Basic MySQL usage
2 min read

Basic MySQL usage

Basic MySQL usage

I been asked for some basic code to use in MySQL database management. Its hard to say what is basic usage, as every time I need to get something out of a db, if it is MySQL or T-SQL I need to use different methods and code elements, but I came up with some few that are pretty much a must know to event create a db for the purposes of installing Ghost or WordPress CMS's.

Lets get into the source:

1. Login into a db under Linux CLI:

mysql -u user_name -p
  • -u if your user name, if the db has just been installed the user here will need to be root
  • -p if a parameter and says that you are trying to log into the db using a password, if you would not put the -p parameter the system will try to log in without a password.
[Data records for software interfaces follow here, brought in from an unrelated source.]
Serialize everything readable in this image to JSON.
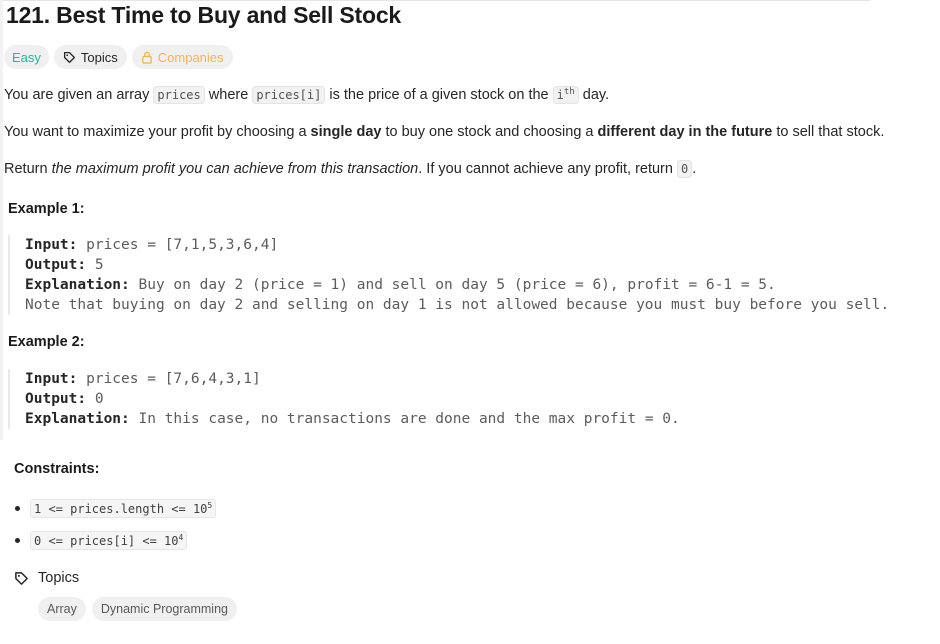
{
  "problem": {
    "title": "121. Best Time to Buy and Sell Stock",
    "difficulty": "Easy",
    "topics_label": "Topics",
    "companies_label": "Companies"
  },
  "description": {
    "p1_a": "You are given an array ",
    "p1_code1": "prices",
    "p1_b": " where ",
    "p1_code2": "prices[i]",
    "p1_c": " is the price of a given stock on the ",
    "p1_code3": "i",
    "p1_sup": "th",
    "p1_d": " day.",
    "p2_a": "You want to maximize your profit by choosing a ",
    "p2_bold1": "single day",
    "p2_b": " to buy one stock and choosing a ",
    "p2_bold2": "different day in the future",
    "p2_c": " to sell that stock.",
    "p3_a": "Return ",
    "p3_ital": "the maximum profit you can achieve from this transaction",
    "p3_b": ". If you cannot achieve any profit, return ",
    "p3_code": "0",
    "p3_c": "."
  },
  "examples": [
    {
      "heading": "Example 1:",
      "input_label": "Input:",
      "input_value": " prices = [7,1,5,3,6,4]",
      "output_label": "Output:",
      "output_value": " 5",
      "explanation_label": "Explanation:",
      "explanation_value": " Buy on day 2 (price = 1) and sell on day 5 (price = 6), profit = 6-1 = 5.",
      "note": "Note that buying on day 2 and selling on day 1 is not allowed because you must buy before you sell."
    },
    {
      "heading": "Example 2:",
      "input_label": "Input:",
      "input_value": " prices = [7,6,4,3,1]",
      "output_label": "Output:",
      "output_value": " 0",
      "explanation_label": "Explanation:",
      "explanation_value": " In this case, no transactions are done and the max profit = 0."
    }
  ],
  "constraints": {
    "heading": "Constraints:",
    "items": [
      {
        "text": "1 <= prices.length <= 10",
        "sup": "5"
      },
      {
        "text": "0 <= prices[i] <= 10",
        "sup": "4"
      }
    ]
  },
  "topics": {
    "label": "Topics",
    "items": [
      "Array",
      "Dynamic Programming"
    ]
  },
  "colors": {
    "easy": "#1fb7a6",
    "companies": "#f3b450",
    "pill_bg": "#f0f0f0"
  },
  "icons": {
    "topics_tag": "tag-icon",
    "companies_lock": "lock-icon"
  }
}
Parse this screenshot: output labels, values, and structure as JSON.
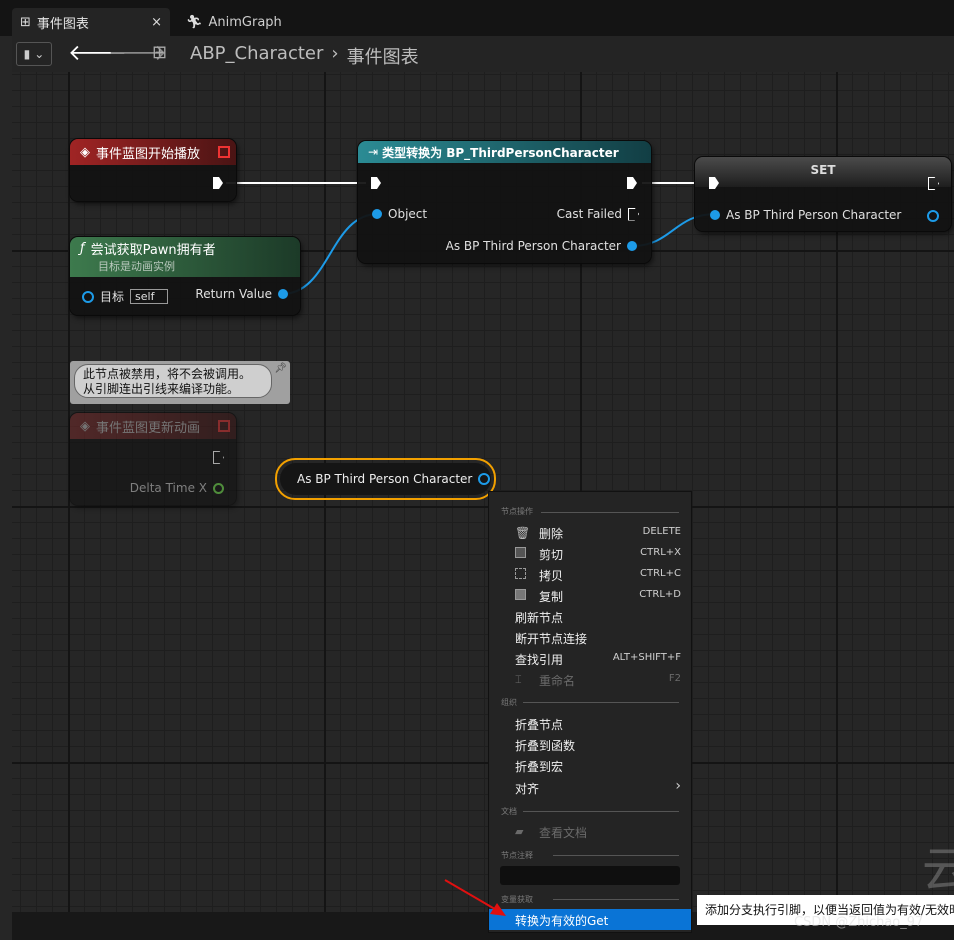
{
  "tabs": [
    {
      "label": "事件图表",
      "icon": "event-graph-icon",
      "active": true,
      "close": "×"
    },
    {
      "label": "AnimGraph",
      "icon": "anim-graph-icon",
      "active": false
    }
  ],
  "breadcrumb": {
    "blueprint": "ABP_Character",
    "separator": "›",
    "graph": "事件图表"
  },
  "nodes": {
    "begin_play": {
      "title": "事件蓝图开始播放"
    },
    "try_get_pawn": {
      "title": "尝试获取Pawn拥有者",
      "subtitle": "目标是动画实例",
      "target_label": "目标",
      "target_value": "self",
      "return_label": "Return Value",
      "function_glyph": "ƒ"
    },
    "cast": {
      "title": "类型转换为 BP_ThirdPersonCharacter",
      "object_label": "Object",
      "cast_failed_label": "Cast Failed",
      "output_label": "As BP Third Person Character"
    },
    "set": {
      "title": "SET",
      "input_label": "As BP Third Person Character"
    },
    "disabled_comment": {
      "line1": "此节点被禁用，将不会被调用。",
      "line2": "从引脚连出引线来编译功能。"
    },
    "update_anim": {
      "title": "事件蓝图更新动画",
      "delta_label": "Delta Time X"
    },
    "get_var": {
      "label": "As BP Third Person Character"
    }
  },
  "context_menu": {
    "sections": {
      "node_actions": "节点操作",
      "organize": "组织",
      "docs": "文档",
      "node_comment": "节点注释",
      "variable_get": "变量获取"
    },
    "node_actions": [
      {
        "label": "删除",
        "shortcut": "DELETE",
        "icon": "trash-icon"
      },
      {
        "label": "剪切",
        "shortcut": "CTRL+X",
        "icon": "cut-icon"
      },
      {
        "label": "拷贝",
        "shortcut": "CTRL+C",
        "icon": "copy-icon"
      },
      {
        "label": "复制",
        "shortcut": "CTRL+D",
        "icon": "duplicate-icon"
      },
      {
        "label": "刷新节点",
        "shortcut": ""
      },
      {
        "label": "断开节点连接",
        "shortcut": ""
      },
      {
        "label": "查找引用",
        "shortcut": "ALT+SHIFT+F"
      },
      {
        "label": "重命名",
        "shortcut": "F2",
        "icon": "rename-icon",
        "disabled": true
      }
    ],
    "organize": [
      {
        "label": "折叠节点"
      },
      {
        "label": "折叠到函数"
      },
      {
        "label": "折叠到宏"
      },
      {
        "label": "对齐",
        "submenu": "›"
      }
    ],
    "docs_item": "查看文档",
    "variable_item": "转换为有效的Get"
  },
  "tooltip": "添加分支执行引脚，以便当返回值为有效/无效时",
  "watermark": "CSDN @Zhichao_97",
  "watermark_big": "云",
  "colors": {
    "accent": "#0a74d6",
    "exec_wire": "#ffffff",
    "object_pin": "#1d9be8",
    "event_header": "#8b1e1e",
    "pure_header": "#2d5c3a",
    "cast_header": "#1e5f66"
  }
}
2. Creating a new user:

When you log into the db and want to create a new user type this code in:

CREATE USER 'user_name'@'localhost' IDENTIFIED BY 'your_strong_password';

The code is self explanatory, but just to say that after the @ you can use localhost which will limit the user ability to log in only via localhost or % which is a wildcard and allows the user to log into the db from outside the machine itself.

3. Granting privileges to users:

This one is more complex, as you need to know to whom you want to grant privileges, what type of privileges and which db:

GRANT type PRIVILEGES ON db_name.* TO 'user_name'@'localhost';

The word type must be replaced with specific privileges that you want to give to the user:

  • SELECT Ability to perform SELECT statement on the table.
  • INSERT Ability to perform INSERT statement on the table.
  • UPDATE Ability to perform UPDATE statement on the table.
  • REFERENCES Ability to create a constraint that refers to the table.
  • ALTER Ability to perform ALTER TABLE statements to change the table definition.
  • ALL ALL does not grant all permissions for the table. Rather, it grants the ANSI-92 permissions which are SELECT, INSERT, UPDATE, DELETE, and REFERENCES.

The db_name.* must be replaced with the name of the database you want to grant access to, or is to all replace with *.*

The same goes to the localhost on the end, depending on if the user has permission to access the the only via localhost or via wildcard %

4. How to revoke permision givet to a user.

The same logic applies as when you would be grating access to a db:

REVOKE type PRIVILEGES ON db_name.* FROM 'user_name'@''localhost';

The same as for granting access, you will need to specify what type of privileges are you revoking:

  • SELECT Ability to perform SELECT statement on the table.
  • INSERT Ability to perform INSERT statement on the table.
  • UPDATE Ability to perform UPDATE statement on the table.
  • REFERENCES Ability to create a constraint that refers to the table.
  • ALTER Ability to perform ALTER TABLE statements to change the table definition.
  • ALL ALL does not grant all permissions for the table. Rather, it grants the ANSI-92 permissions which are SELECT, INSERT, UPDATE, DELETE, and REFERENCES.

If you do not know what was grated to the user, adn you just want to check type:

SHOW GRANTS;

You will see a list of GRANTS for all users.

5. Show the list of all databases.

This one is simple, just type:

SHOW DATABASES;

6. To use a database.

You know which db you wanna work with, to add something or update etc. But how to select a db, type this:

USE db_name;

Where the db_name is the actual name of the db you want to use.

7. How to exit the db mode in console.

Simple, just type:

exit;